## PROBLEM TO SOLVE
Could the records below be restated word for word, without a single picture?

----- DATA FOR THIS EXERCISE -----

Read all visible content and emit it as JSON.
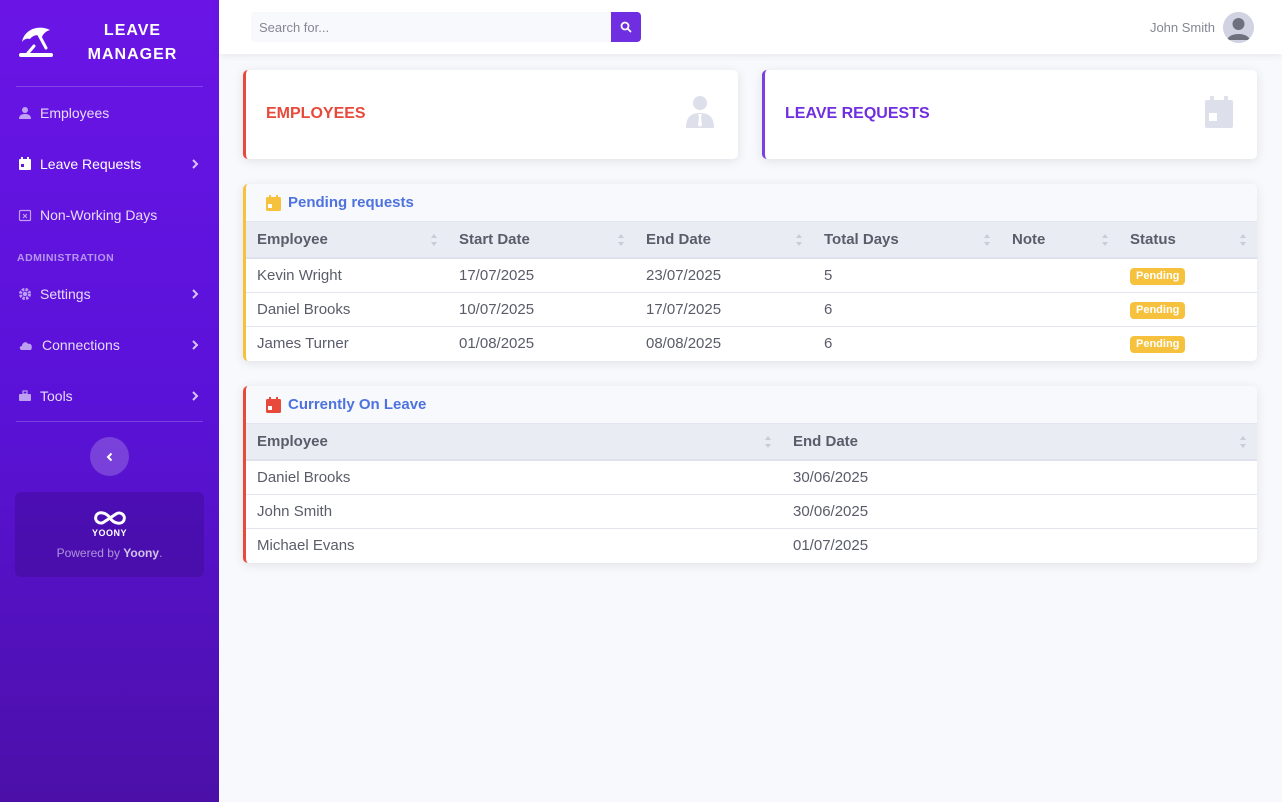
{
  "brand": {
    "line1": "LEAVE",
    "line2": "MANAGER",
    "icon": "beach-umbrella-icon"
  },
  "sidebar": {
    "items": [
      {
        "label": "Employees",
        "icon": "users-icon",
        "chevron": false
      },
      {
        "label": "Leave Requests",
        "icon": "calendar-icon",
        "chevron": true
      },
      {
        "label": "Non-Working Days",
        "icon": "calendar-x-icon",
        "chevron": false
      }
    ],
    "admin_heading": "ADMINISTRATION",
    "admin_items": [
      {
        "label": "Settings",
        "icon": "gear-icon",
        "chevron": true
      },
      {
        "label": "Connections",
        "icon": "cloud-icon",
        "chevron": true
      },
      {
        "label": "Tools",
        "icon": "toolbox-icon",
        "chevron": true
      }
    ],
    "promo": {
      "name": "YOONY",
      "powered_prefix": "Powered by ",
      "powered_brand": "Yoony",
      "powered_suffix": "."
    }
  },
  "topbar": {
    "search_placeholder": "Search for...",
    "user_name": "John Smith"
  },
  "cards": {
    "employees_title": "EMPLOYEES",
    "leave_requests_title": "LEAVE REQUESTS"
  },
  "pending": {
    "title": "Pending requests",
    "columns": [
      "Employee",
      "Start Date",
      "End Date",
      "Total Days",
      "Note",
      "Status"
    ],
    "rows": [
      {
        "employee": "Kevin Wright",
        "start": "17/07/2025",
        "end": "23/07/2025",
        "days": "5",
        "note": "",
        "status": "Pending"
      },
      {
        "employee": "Daniel Brooks",
        "start": "10/07/2025",
        "end": "17/07/2025",
        "days": "6",
        "note": "",
        "status": "Pending"
      },
      {
        "employee": "James Turner",
        "start": "01/08/2025",
        "end": "08/08/2025",
        "days": "6",
        "note": "",
        "status": "Pending"
      }
    ]
  },
  "on_leave": {
    "title": "Currently On Leave",
    "columns": [
      "Employee",
      "End Date"
    ],
    "rows": [
      {
        "employee": "Daniel Brooks",
        "end": "30/06/2025"
      },
      {
        "employee": "John Smith",
        "end": "30/06/2025"
      },
      {
        "employee": "Michael Evans",
        "end": "01/07/2025"
      }
    ]
  },
  "colors": {
    "primary": "#6f2ee0",
    "danger": "#e74a3b",
    "warning": "#f6c23e",
    "info": "#4e73df"
  }
}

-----

## WRITTEN RESPONSE
Read all visible content and emit it as JSON.
{
  "brand": {
    "line1": "LEAVE",
    "line2": "MANAGER",
    "icon": "beach-umbrella-icon"
  },
  "sidebar": {
    "items": [
      {
        "label": "Employees",
        "icon": "users-icon",
        "chevron": false
      },
      {
        "label": "Leave Requests",
        "icon": "calendar-icon",
        "chevron": true
      },
      {
        "label": "Non-Working Days",
        "icon": "calendar-x-icon",
        "chevron": false
      }
    ],
    "admin_heading": "ADMINISTRATION",
    "admin_items": [
      {
        "label": "Settings",
        "icon": "gear-icon",
        "chevron": true
      },
      {
        "label": "Connections",
        "icon": "cloud-icon",
        "chevron": true
      },
      {
        "label": "Tools",
        "icon": "toolbox-icon",
        "chevron": true
      }
    ],
    "promo": {
      "name": "YOONY",
      "powered_prefix": "Powered by ",
      "powered_brand": "Yoony",
      "powered_suffix": "."
    }
  },
  "topbar": {
    "search_placeholder": "Search for...",
    "user_name": "John Smith"
  },
  "cards": {
    "employees_title": "EMPLOYEES",
    "leave_requests_title": "LEAVE REQUESTS"
  },
  "pending": {
    "title": "Pending requests",
    "columns": [
      "Employee",
      "Start Date",
      "End Date",
      "Total Days",
      "Note",
      "Status"
    ],
    "rows": [
      {
        "employee": "Kevin Wright",
        "start": "17/07/2025",
        "end": "23/07/2025",
        "days": "5",
        "note": "",
        "status": "Pending"
      },
      {
        "employee": "Daniel Brooks",
        "start": "10/07/2025",
        "end": "17/07/2025",
        "days": "6",
        "note": "",
        "status": "Pending"
      },
      {
        "employee": "James Turner",
        "start": "01/08/2025",
        "end": "08/08/2025",
        "days": "6",
        "note": "",
        "status": "Pending"
      }
    ]
  },
  "on_leave": {
    "title": "Currently On Leave",
    "columns": [
      "Employee",
      "End Date"
    ],
    "rows": [
      {
        "employee": "Daniel Brooks",
        "end": "30/06/2025"
      },
      {
        "employee": "John Smith",
        "end": "30/06/2025"
      },
      {
        "employee": "Michael Evans",
        "end": "01/07/2025"
      }
    ]
  },
  "colors": {
    "primary": "#6f2ee0",
    "danger": "#e74a3b",
    "warning": "#f6c23e",
    "info": "#4e73df"
  }
}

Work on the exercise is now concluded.